- [Excerpted records]
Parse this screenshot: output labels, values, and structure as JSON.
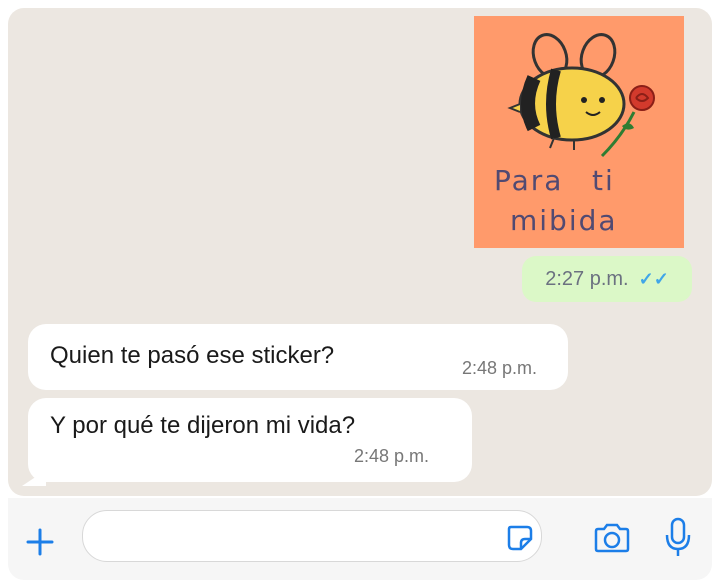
{
  "sticker": {
    "text_line1_a": "Para",
    "text_line1_b": "ti",
    "text_line2": "mibida",
    "background_color": "#ff9a6b"
  },
  "sent_message": {
    "time": "2:27 p.m.",
    "status": "read",
    "check_icon": "double-check-icon",
    "check_color": "#40a6e8"
  },
  "received_messages": [
    {
      "text": "Quien te pasó ese sticker?",
      "time": "2:48 p.m."
    },
    {
      "text": "Y por qué te dijeron mi vida?",
      "time": "2:48 p.m."
    }
  ],
  "input_bar": {
    "icons": [
      "plus-icon",
      "sticker-icon",
      "camera-icon",
      "mic-icon"
    ],
    "accent_color": "#1c7ee8"
  }
}
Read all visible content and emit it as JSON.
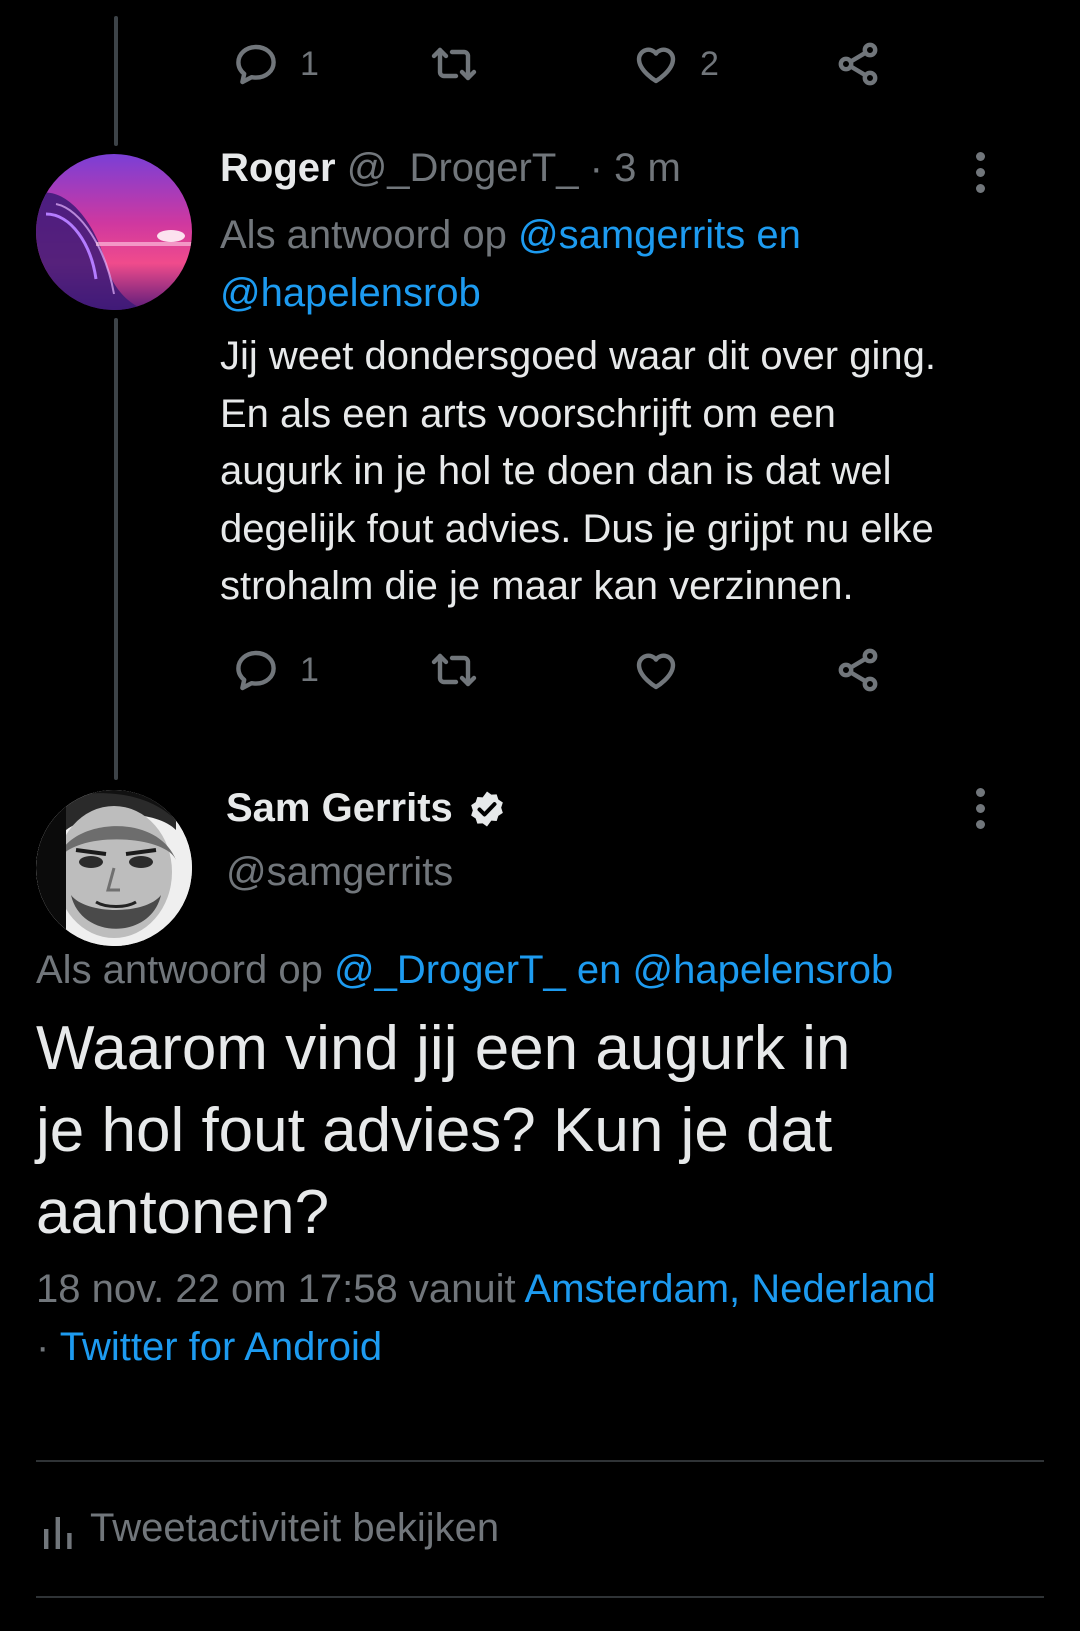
{
  "previous_tweet": {
    "actions": {
      "reply_count": "1",
      "like_count": "2"
    }
  },
  "reply_tweet": {
    "author_name": "Roger",
    "author_handle": "@_DrogerT_",
    "separator": "·",
    "time": "3 m",
    "reply_prefix": "Als antwoord op",
    "reply_to_1": "@samgerrits",
    "reply_conjunction": "en",
    "reply_to_2": "@hapelensrob",
    "text_lines": [
      "Jij weet dondersgoed waar dit over ging.",
      "En als een arts voorschrijft om een",
      "augurk in je hol te doen dan is dat wel",
      "degelijk fout advies. Dus je grijpt nu elke",
      "strohalm die je maar kan verzinnen."
    ],
    "actions": {
      "reply_count": "1"
    }
  },
  "main_tweet": {
    "author_name": "Sam Gerrits",
    "author_handle": "@samgerrits",
    "verified": true,
    "reply_prefix": "Als antwoord op",
    "reply_to_1": "@_DrogerT_",
    "reply_conjunction": "en",
    "reply_to_2": "@hapelensrob",
    "text_lines": [
      "Waarom vind jij een augurk in",
      "je hol fout advies? Kun je dat",
      "aantonen?"
    ],
    "meta_date": "18 nov. 22 om 17:58",
    "meta_from": "vanuit",
    "meta_location": "Amsterdam, Nederland",
    "meta_separator": "·",
    "meta_client": "Twitter for Android",
    "activity_label": "Tweetactiviteit bekijken"
  },
  "colors": {
    "background": "#000000",
    "text": "#e7e9ea",
    "muted": "#71767b",
    "link": "#1d9bf0",
    "divider": "#2f3336"
  },
  "icons": [
    "reply-icon",
    "retweet-icon",
    "like-icon",
    "share-icon",
    "more-icon",
    "verified-badge-icon",
    "analytics-icon"
  ]
}
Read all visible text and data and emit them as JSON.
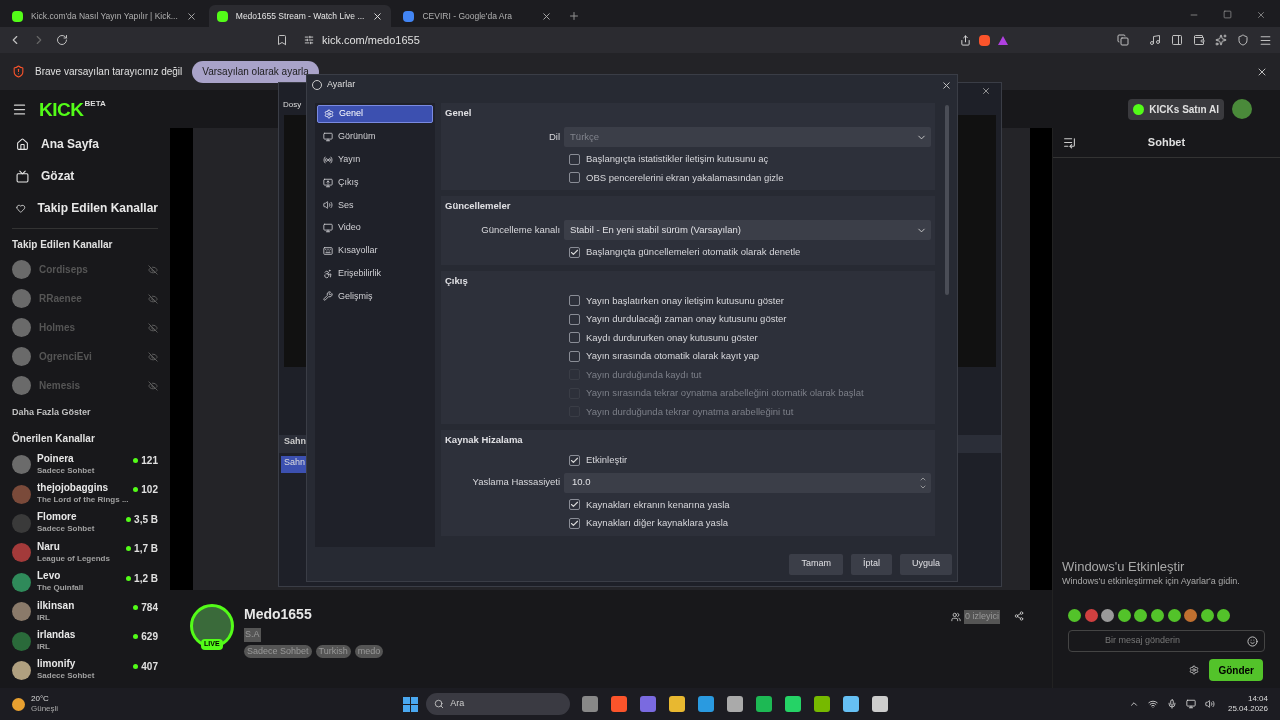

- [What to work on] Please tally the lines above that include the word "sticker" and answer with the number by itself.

- [Exercise solution] 3